Filter the records below for the word "JSON". Copy each line that holds it.

Stored entries
┌──

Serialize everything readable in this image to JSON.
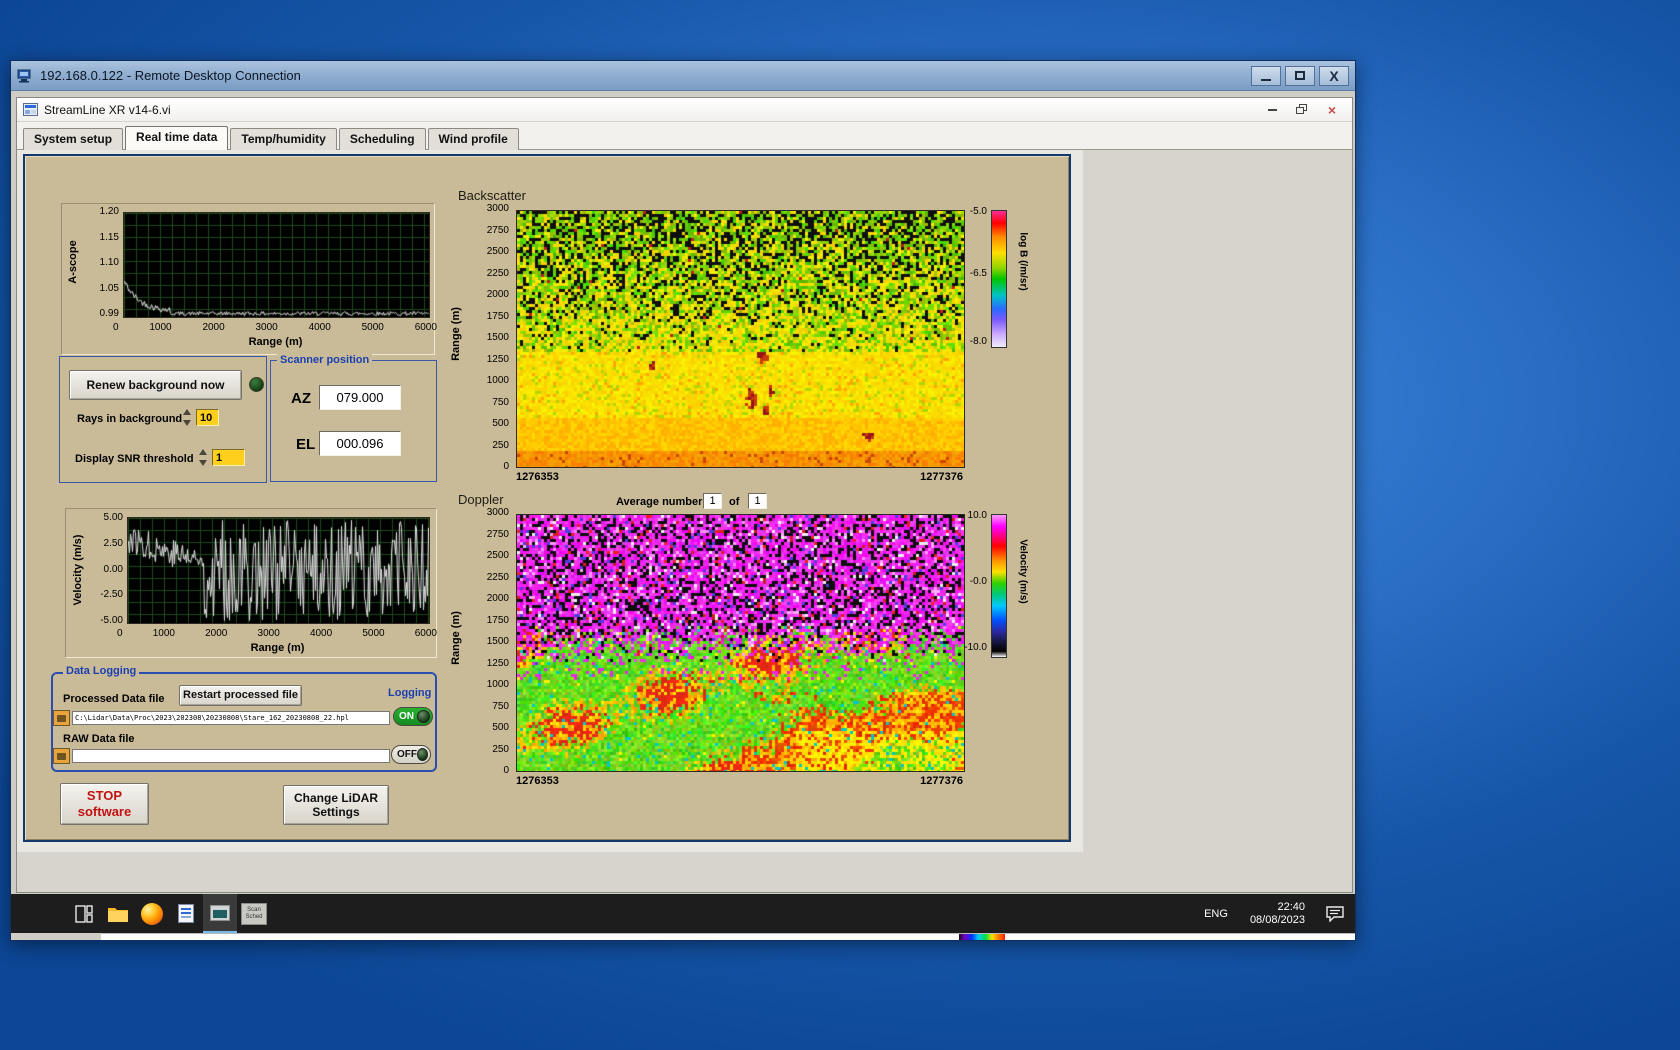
{
  "rdp": {
    "title": "192.168.0.122 - Remote Desktop Connection"
  },
  "app": {
    "title": "StreamLine XR v14-6.vi"
  },
  "tabs": {
    "items": [
      {
        "label": "System setup"
      },
      {
        "label": "Real time data"
      },
      {
        "label": "Temp/humidity"
      },
      {
        "label": "Scheduling"
      },
      {
        "label": "Wind profile"
      }
    ],
    "active_index": 1
  },
  "ascope": {
    "ylabel": "A-scope",
    "xlabel": "Range (m)",
    "yticks": [
      "1.20",
      "1.15",
      "1.10",
      "1.05",
      "0.99"
    ],
    "xticks": [
      "0",
      "1000",
      "2000",
      "3000",
      "4000",
      "5000",
      "6000"
    ]
  },
  "background_controls": {
    "renew_button": "Renew background now",
    "rays_label": "Rays in background",
    "rays_value": "10",
    "snr_label": "Display SNR threshold",
    "snr_value": "1"
  },
  "scanner": {
    "title": "Scanner position",
    "az_label": "AZ",
    "az_value": "079.000",
    "el_label": "EL",
    "el_value": "000.096"
  },
  "backscatter": {
    "title": "Backscatter",
    "ylabel": "Range (m)",
    "yticks": [
      "3000",
      "2750",
      "2500",
      "2250",
      "2000",
      "1750",
      "1500",
      "1250",
      "1000",
      "750",
      "500",
      "250",
      "0"
    ],
    "x_start": "1276353",
    "x_end": "1277376",
    "colorbar_label": "log B (/m/sr)",
    "colorbar_ticks": [
      "-5.0",
      "-6.5",
      "-8.0"
    ]
  },
  "doppler": {
    "title": "Doppler",
    "avg_label": "Average number",
    "avg_value": "1",
    "of_label": "of",
    "of_count": "1",
    "ylabel": "Range (m)",
    "yticks": [
      "3000",
      "2750",
      "2500",
      "2250",
      "2000",
      "1750",
      "1500",
      "1250",
      "1000",
      "750",
      "500",
      "250",
      "0"
    ],
    "x_start": "1276353",
    "x_end": "1277376",
    "colorbar_label": "Velocity (m/s)",
    "colorbar_ticks": [
      "10.0",
      "-0.0",
      "-10.0"
    ]
  },
  "velocity": {
    "ylabel": "Velocity (m/s)",
    "xlabel": "Range (m)",
    "yticks": [
      "5.00",
      "2.50",
      "0.00",
      "-2.50",
      "-5.00"
    ],
    "xticks": [
      "0",
      "1000",
      "2000",
      "3000",
      "4000",
      "5000",
      "6000"
    ]
  },
  "logging": {
    "title": "Data Logging",
    "processed_label": "Processed Data file",
    "restart_button": "Restart processed file",
    "logging_label": "Logging",
    "processed_path": "C:\\Lidar\\Data\\Proc\\2023\\202308\\20230808\\Stare_162_20230808_22.hpl",
    "processed_state": "ON",
    "raw_label": "RAW Data file",
    "raw_path": "",
    "raw_state": "OFF"
  },
  "footer_buttons": {
    "stop_line1": "STOP",
    "stop_line2": "software",
    "change_line1": "Change LiDAR",
    "change_line2": "Settings"
  },
  "taskbar": {
    "language": "ENG",
    "time": "22:40",
    "date": "08/08/2023",
    "scan_icon_line1": "Scan",
    "scan_icon_line2": "Sched"
  },
  "chart_data": [
    {
      "type": "line",
      "title": "A-scope",
      "ylabel": "A-scope",
      "xlabel": "Range (m)",
      "xlim": [
        0,
        6000
      ],
      "ylim": [
        0.99,
        1.2
      ],
      "description": "White noisy trace on black/green grid: starts near 1.06 at range 0, decays to ~1.00 by 800 m, then flat near 0.995-1.00 with small noise out to 6000 m"
    },
    {
      "type": "line",
      "title": "Velocity",
      "ylabel": "Velocity (m/s)",
      "xlabel": "Range (m)",
      "xlim": [
        0,
        6000
      ],
      "ylim": [
        -5,
        5
      ],
      "description": "Noisy white trace: 0-1500 m wanders between about +4 and -1 m/s; beyond ~1500 m random full-scale noise fills -5 to +5 m/s as dense vertical strokes"
    },
    {
      "type": "heatmap",
      "title": "Backscatter",
      "ylabel": "Range (m)",
      "ylim": [
        0,
        3000
      ],
      "x_start": 1276353,
      "x_end": 1277376,
      "colorbar_label": "log B (/m/sr)",
      "colorbar_ticks": [
        -5.0,
        -6.5,
        -8.0
      ],
      "description": "Bright orange/yellow returns below ~1000 m, speckled yellow-green 1000-2000 m, increasing black dropouts above 2000 m, isolated dark-red strong-return patches between ~500 and 1500 m"
    },
    {
      "type": "heatmap",
      "title": "Doppler",
      "ylabel": "Range (m)",
      "ylim": [
        0,
        3000
      ],
      "x_start": 1276353,
      "x_end": 1277376,
      "colorbar_label": "Velocity (m/s)",
      "colorbar_ticks": [
        10.0,
        -0.0,
        -10.0
      ],
      "description": "Magenta noise with black speckle above ~1600 m; coherent green/yellow/red diagonal velocity structures below ~1300 m with a red band in the lower-right"
    }
  ]
}
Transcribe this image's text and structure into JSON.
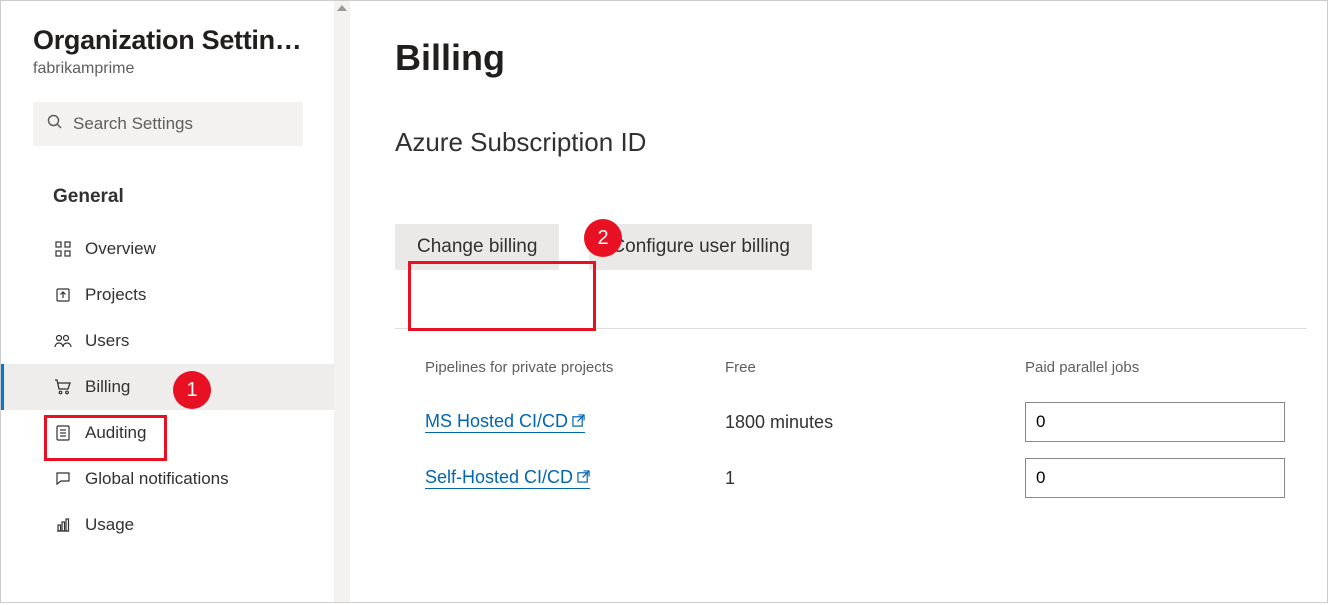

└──

_Response area_.
Serialize everything readable in this image to JSON.
Transcribe this image's text and structure into JSON.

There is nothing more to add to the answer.